You know, some people do get addicted to overdoing it because they’re looking for some kind of escape. Of course, it’s designed to be engaging. That’s the point. In order for a pedometer to be helpful to people, it has to be engaging. Some people in certain circumstances, with a certain psychographic profile, can overdo it. That’s for sure. But I think that’s the exception, not the rule. 

Whereas opposed to companies that their entire business model is pay per click or pay per view, where it’s “How many ads can we show people?”… I think that’s a different monetary incentive. 

Georgie: Okay. So yes, these apps are engaging. They have to be in order to drive that product… but unlikely to be as damaging as products which are purely built on attention and engagement. 

I wanted to ask Nir: “What was the risk that many of these products which encourage good habits were still eroding our sense of autonomy and our ability to pick and choose?” Did he think that was a problem?

Nir: Yeah. Yeah, I would say that none of this stuff exists in a vaccuum. [Laughs] So when people say that social media is limiting our choices or when you design the menu you’re designing the options set, that is true… but compared to what?

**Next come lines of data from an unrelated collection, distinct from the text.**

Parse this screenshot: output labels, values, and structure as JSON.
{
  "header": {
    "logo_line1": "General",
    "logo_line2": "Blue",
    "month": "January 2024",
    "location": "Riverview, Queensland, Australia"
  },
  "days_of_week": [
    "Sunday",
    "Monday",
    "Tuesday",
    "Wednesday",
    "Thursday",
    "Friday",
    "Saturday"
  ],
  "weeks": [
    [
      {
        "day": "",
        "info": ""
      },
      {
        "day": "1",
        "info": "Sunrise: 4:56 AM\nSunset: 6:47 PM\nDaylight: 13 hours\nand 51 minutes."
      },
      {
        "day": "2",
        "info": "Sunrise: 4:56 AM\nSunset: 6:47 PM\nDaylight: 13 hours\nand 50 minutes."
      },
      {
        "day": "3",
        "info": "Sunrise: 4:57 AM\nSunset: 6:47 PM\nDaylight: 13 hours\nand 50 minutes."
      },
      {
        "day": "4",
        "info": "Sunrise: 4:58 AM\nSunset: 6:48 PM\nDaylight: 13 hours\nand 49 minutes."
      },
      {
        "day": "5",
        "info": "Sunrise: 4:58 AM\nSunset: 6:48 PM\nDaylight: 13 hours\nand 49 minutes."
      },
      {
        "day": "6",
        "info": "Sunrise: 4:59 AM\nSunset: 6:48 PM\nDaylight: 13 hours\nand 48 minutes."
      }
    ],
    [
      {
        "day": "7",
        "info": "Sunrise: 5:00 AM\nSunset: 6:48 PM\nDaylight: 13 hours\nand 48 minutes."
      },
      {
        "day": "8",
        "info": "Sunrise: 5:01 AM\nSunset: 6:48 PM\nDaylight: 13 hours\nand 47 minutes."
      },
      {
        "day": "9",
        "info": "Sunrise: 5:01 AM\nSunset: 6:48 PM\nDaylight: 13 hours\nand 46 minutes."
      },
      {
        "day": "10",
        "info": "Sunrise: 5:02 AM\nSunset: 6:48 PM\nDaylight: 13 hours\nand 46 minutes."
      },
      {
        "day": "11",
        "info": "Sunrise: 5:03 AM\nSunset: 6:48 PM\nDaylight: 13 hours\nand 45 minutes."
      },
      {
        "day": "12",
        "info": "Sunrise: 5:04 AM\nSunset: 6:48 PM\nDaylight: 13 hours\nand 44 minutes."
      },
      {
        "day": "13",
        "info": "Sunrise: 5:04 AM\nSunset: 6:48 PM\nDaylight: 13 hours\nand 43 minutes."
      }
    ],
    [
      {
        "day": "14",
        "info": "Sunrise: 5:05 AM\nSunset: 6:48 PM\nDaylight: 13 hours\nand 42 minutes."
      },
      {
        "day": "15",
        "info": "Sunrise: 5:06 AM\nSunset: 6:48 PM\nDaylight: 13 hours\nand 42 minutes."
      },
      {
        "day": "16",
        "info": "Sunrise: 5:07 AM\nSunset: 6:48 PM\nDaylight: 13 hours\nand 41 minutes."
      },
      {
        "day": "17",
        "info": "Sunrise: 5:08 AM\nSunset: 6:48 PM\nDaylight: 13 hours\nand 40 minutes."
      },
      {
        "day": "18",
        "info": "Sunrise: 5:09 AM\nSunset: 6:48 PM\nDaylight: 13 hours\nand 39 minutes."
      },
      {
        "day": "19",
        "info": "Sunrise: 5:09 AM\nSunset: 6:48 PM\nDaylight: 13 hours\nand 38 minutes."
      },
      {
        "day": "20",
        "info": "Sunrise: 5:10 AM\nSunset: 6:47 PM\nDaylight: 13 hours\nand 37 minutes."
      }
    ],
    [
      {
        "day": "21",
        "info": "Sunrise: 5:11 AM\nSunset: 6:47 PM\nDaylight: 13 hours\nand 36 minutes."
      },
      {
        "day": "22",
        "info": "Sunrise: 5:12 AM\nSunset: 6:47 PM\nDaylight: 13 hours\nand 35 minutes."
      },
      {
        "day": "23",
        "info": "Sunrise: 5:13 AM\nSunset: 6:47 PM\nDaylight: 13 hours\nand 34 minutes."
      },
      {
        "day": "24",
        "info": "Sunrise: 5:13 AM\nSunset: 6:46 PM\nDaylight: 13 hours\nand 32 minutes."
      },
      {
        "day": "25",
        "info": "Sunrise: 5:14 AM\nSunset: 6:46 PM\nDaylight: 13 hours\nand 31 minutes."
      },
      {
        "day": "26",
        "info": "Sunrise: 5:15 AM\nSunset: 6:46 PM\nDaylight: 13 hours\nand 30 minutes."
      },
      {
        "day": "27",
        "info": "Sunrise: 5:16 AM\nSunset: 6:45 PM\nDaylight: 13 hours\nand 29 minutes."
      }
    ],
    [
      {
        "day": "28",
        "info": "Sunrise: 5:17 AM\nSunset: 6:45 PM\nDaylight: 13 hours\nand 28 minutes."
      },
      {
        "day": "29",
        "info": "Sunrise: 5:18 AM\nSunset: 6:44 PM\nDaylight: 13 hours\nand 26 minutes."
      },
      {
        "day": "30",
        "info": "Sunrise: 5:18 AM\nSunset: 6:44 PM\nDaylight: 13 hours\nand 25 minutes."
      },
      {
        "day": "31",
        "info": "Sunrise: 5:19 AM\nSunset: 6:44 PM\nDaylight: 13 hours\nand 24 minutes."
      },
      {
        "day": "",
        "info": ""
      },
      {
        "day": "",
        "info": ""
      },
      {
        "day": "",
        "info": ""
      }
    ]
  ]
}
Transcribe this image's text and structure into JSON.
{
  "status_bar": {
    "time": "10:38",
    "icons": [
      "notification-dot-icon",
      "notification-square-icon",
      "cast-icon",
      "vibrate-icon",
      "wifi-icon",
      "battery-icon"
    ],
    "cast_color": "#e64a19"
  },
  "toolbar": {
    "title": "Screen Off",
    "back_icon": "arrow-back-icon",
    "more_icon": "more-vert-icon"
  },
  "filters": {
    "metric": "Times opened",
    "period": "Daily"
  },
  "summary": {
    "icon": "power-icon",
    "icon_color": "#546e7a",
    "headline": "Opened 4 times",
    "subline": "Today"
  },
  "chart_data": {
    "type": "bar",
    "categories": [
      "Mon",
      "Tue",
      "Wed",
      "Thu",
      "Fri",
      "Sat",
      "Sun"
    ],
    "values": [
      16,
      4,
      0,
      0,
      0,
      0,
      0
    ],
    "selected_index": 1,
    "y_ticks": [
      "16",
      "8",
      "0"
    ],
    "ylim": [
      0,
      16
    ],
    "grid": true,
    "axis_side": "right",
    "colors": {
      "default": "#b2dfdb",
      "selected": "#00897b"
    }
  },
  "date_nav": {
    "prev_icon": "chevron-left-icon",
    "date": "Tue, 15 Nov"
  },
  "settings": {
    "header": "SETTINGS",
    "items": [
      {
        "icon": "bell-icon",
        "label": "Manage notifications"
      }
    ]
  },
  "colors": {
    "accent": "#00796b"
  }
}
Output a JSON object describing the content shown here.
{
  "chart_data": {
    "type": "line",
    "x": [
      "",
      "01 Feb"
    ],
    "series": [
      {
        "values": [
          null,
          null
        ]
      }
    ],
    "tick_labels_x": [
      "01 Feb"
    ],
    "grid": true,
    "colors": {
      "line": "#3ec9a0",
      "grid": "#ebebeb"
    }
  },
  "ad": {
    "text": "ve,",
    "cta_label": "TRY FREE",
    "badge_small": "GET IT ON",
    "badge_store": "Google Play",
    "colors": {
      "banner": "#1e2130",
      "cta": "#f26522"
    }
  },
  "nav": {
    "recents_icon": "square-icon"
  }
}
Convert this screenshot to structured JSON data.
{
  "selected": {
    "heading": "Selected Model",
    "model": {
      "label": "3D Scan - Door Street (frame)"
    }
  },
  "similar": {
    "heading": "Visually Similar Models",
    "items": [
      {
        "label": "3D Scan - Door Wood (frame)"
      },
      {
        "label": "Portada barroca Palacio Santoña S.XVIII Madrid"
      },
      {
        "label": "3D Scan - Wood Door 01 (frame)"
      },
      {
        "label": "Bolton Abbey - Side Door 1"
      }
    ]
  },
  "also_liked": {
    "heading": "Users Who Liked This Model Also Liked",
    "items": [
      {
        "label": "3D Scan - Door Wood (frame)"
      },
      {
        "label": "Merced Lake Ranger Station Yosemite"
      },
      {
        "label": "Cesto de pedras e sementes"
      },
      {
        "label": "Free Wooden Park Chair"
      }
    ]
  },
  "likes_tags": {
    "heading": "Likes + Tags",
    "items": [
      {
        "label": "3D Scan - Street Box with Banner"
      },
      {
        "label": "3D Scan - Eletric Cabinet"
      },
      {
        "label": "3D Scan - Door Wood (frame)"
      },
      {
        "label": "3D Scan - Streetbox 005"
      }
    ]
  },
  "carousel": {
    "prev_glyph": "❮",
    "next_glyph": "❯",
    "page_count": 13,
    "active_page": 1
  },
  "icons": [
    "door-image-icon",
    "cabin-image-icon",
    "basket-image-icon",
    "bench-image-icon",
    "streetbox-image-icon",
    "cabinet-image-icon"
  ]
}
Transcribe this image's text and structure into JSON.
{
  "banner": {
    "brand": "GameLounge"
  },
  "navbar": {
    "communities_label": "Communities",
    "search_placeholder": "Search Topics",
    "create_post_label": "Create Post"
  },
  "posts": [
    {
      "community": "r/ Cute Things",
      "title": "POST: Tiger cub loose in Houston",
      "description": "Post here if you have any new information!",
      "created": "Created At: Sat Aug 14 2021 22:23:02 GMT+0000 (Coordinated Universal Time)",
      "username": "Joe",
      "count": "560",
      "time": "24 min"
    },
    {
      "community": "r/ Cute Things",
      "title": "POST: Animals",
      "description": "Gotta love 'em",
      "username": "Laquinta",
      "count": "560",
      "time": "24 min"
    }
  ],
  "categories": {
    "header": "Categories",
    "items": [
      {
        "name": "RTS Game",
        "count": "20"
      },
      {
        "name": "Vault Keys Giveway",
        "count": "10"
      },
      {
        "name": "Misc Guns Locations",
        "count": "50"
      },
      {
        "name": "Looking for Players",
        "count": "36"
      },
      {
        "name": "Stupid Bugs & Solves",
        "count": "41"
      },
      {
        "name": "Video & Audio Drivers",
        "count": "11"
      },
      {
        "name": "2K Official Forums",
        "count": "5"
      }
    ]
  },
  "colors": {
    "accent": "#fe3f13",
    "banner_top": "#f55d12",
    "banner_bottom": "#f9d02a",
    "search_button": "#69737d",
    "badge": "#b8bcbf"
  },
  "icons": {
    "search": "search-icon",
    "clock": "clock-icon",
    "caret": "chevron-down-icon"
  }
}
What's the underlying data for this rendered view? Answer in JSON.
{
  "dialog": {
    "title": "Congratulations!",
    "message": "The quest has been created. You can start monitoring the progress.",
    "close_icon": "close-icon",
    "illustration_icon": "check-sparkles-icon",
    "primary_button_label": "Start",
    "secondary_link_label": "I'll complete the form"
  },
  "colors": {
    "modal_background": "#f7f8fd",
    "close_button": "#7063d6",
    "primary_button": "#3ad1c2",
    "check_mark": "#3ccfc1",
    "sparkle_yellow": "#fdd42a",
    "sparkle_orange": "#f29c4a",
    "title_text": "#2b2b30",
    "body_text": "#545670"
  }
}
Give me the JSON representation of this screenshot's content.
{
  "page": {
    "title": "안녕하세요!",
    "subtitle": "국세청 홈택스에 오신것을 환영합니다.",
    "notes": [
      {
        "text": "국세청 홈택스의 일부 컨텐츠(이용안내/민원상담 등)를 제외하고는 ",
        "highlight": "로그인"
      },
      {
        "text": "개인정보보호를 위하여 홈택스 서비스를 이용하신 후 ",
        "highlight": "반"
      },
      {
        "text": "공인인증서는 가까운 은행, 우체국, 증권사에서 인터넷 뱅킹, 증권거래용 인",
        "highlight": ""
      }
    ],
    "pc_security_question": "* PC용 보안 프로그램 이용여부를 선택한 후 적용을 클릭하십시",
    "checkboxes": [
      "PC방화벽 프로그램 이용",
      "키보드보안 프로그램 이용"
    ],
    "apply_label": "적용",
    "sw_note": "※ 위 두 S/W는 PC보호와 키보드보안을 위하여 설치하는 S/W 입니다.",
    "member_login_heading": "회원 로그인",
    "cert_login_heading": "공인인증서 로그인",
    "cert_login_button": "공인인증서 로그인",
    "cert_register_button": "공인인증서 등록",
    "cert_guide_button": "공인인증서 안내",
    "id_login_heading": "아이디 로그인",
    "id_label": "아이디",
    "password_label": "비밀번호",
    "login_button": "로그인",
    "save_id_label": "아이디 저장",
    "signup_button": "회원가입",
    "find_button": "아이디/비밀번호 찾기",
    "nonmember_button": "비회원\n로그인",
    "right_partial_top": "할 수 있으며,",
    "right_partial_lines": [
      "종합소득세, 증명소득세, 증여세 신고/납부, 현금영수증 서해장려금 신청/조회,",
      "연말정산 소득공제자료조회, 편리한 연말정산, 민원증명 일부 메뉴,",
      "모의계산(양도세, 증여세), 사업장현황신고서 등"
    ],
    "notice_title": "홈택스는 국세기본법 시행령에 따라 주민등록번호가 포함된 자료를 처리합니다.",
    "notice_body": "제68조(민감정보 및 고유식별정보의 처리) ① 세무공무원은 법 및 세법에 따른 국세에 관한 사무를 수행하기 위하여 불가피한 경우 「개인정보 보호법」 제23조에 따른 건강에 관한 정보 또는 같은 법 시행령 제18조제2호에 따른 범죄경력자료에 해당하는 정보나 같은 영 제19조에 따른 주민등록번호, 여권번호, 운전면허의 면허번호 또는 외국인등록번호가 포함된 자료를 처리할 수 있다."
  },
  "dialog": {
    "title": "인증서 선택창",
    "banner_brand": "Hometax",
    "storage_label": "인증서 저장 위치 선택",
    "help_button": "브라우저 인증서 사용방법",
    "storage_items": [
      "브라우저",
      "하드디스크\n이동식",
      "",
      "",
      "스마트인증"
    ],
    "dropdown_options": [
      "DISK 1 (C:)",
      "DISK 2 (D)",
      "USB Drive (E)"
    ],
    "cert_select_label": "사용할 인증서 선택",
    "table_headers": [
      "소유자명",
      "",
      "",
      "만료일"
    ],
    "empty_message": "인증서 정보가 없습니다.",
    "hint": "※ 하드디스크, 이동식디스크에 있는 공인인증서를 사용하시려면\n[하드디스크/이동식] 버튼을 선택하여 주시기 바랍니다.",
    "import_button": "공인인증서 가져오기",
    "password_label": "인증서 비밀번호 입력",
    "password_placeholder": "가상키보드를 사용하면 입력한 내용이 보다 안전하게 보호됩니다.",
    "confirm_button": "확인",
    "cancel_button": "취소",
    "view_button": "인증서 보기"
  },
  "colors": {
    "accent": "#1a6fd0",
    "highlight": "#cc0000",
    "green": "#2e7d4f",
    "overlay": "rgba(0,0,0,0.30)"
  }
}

What would we be doing if it weren’t for these social media channels or if it weren’t for these technologies? I’ll tell you what we’d be doing. The same thing we’ve always been doing. We’d freaking watch the television! [Laugh]

Georgie: That’s only four channels! [Laughs]

Nir: You’re right! Exactly, right? So this is nothing new. Any form of media gives you a limited set of options based on what you’re tuning into. Now, I would much rather live in a world where we have more options than less. In this day and age, again, the price of progress is choice – and it’s not an easy choice! 

But that is something that we have to struggle with, is that we need to learn these new options and these new norms of how to adapt and adopt to this new reality. That’s the price of living in a world that I think is infifintely better, is that we need to learn these new practices. 

Georgie: Okay – and the final question we ask all our guests: Nir, what does productivity mean to you?

Nir: Productivity means acting with intent. So by following through on whatever it is you say you’re going to do with your time. I think I’m productive if I said in my schedule that I was going to meditate or draw or take a walk with my wife. If that’s what I did and I did it without distraction, that to me is being productive.

Georgie: Nir, thank you so much for joining us today on the podcast. I really enjoyed that conversation. 

Nir: My pleasure. Thank you for having me. 

Thank you for joining us on Freedom Matters. If you like what you hear, then subscribe on your favorite platform. And until next time, we wish you happy, healthy and productive days.